··· RECORD EXTRACTS ···

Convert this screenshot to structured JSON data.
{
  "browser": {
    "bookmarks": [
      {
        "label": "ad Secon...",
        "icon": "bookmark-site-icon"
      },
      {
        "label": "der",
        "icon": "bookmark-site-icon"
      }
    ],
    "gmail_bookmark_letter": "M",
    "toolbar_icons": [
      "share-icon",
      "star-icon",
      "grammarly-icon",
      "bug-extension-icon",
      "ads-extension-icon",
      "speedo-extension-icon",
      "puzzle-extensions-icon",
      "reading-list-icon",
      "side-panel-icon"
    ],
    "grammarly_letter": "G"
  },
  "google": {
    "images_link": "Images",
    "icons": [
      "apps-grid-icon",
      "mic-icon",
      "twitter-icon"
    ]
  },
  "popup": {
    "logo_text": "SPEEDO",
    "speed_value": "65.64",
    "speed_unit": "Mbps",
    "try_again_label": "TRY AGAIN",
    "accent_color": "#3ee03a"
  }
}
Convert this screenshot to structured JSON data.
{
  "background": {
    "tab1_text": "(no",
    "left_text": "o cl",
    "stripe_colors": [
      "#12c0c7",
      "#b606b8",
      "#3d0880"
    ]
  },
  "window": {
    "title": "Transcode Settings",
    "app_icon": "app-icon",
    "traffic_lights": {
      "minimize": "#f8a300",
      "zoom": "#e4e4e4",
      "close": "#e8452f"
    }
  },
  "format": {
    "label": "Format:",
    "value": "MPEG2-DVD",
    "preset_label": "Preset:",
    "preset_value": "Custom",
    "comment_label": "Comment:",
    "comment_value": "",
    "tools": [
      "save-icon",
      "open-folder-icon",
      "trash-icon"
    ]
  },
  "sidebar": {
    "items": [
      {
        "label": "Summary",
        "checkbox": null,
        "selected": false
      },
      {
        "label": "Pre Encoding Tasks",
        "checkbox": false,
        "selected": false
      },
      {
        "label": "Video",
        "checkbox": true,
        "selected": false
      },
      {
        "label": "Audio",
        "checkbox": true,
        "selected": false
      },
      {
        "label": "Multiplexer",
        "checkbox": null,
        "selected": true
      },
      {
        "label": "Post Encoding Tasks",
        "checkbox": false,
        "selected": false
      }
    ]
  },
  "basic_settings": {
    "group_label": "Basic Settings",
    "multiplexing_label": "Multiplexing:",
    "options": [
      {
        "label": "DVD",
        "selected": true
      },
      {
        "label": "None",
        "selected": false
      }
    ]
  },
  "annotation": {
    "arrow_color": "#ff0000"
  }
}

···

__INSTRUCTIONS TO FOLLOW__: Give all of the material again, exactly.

__EXERCISE RESPONSE__:
Convert this screenshot to structured JSON data.
{
  "browser": {
    "bookmarks": [
      {
        "label": "ad Secon...",
        "icon": "bookmark-site-icon"
      },
      {
        "label": "der",
        "icon": "bookmark-site-icon"
      }
    ],
    "gmail_bookmark_letter": "M",
    "toolbar_icons": [
      "share-icon",
      "star-icon",
      "grammarly-icon",
      "bug-extension-icon",
      "ads-extension-icon",
      "speedo-extension-icon",
      "puzzle-extensions-icon",
      "reading-list-icon",
      "side-panel-icon"
    ],
    "grammarly_letter": "G"
  },
  "google": {
    "images_link": "Images",
    "icons": [
      "apps-grid-icon",
      "mic-icon",
      "twitter-icon"
    ]
  },
  "popup": {
    "logo_text": "SPEEDO",
    "speed_value": "65.64",
    "speed_unit": "Mbps",
    "try_again_label": "TRY AGAIN",
    "accent_color": "#3ee03a"
  }
}
Convert this screenshot to structured JSON data.
{
  "background": {
    "tab1_text": "(no",
    "left_text": "o cl",
    "stripe_colors": [
      "#12c0c7",
      "#b606b8",
      "#3d0880"
    ]
  },
  "window": {
    "title": "Transcode Settings",
    "app_icon": "app-icon",
    "traffic_lights": {
      "minimize": "#f8a300",
      "zoom": "#e4e4e4",
      "close": "#e8452f"
    }
  },
  "format": {
    "label": "Format:",
    "value": "MPEG2-DVD",
    "preset_label": "Preset:",
    "preset_value": "Custom",
    "comment_label": "Comment:",
    "comment_value": "",
    "tools": [
      "save-icon",
      "open-folder-icon",
      "trash-icon"
    ]
  },
  "sidebar": {
    "items": [
      {
        "label": "Summary",
        "checkbox": null,
        "selected": false
      },
      {
        "label": "Pre Encoding Tasks",
        "checkbox": false,
        "selected": false
      },
      {
        "label": "Video",
        "checkbox": true,
        "selected": false
      },
      {
        "label": "Audio",
        "checkbox": true,
        "selected": false
      },
      {
        "label": "Multiplexer",
        "checkbox": null,
        "selected": true
      },
      {
        "label": "Post Encoding Tasks",
        "checkbox": false,
        "selected": false
      }
    ]
  },
  "basic_settings": {
    "group_label": "Basic Settings",
    "multiplexing_label": "Multiplexing:",
    "options": [
      {
        "label": "DVD",
        "selected": true
      },
      {
        "label": "None",
        "selected": false
      }
    ]
  },
  "annotation": {
    "arrow_color": "#ff0000"
  }
}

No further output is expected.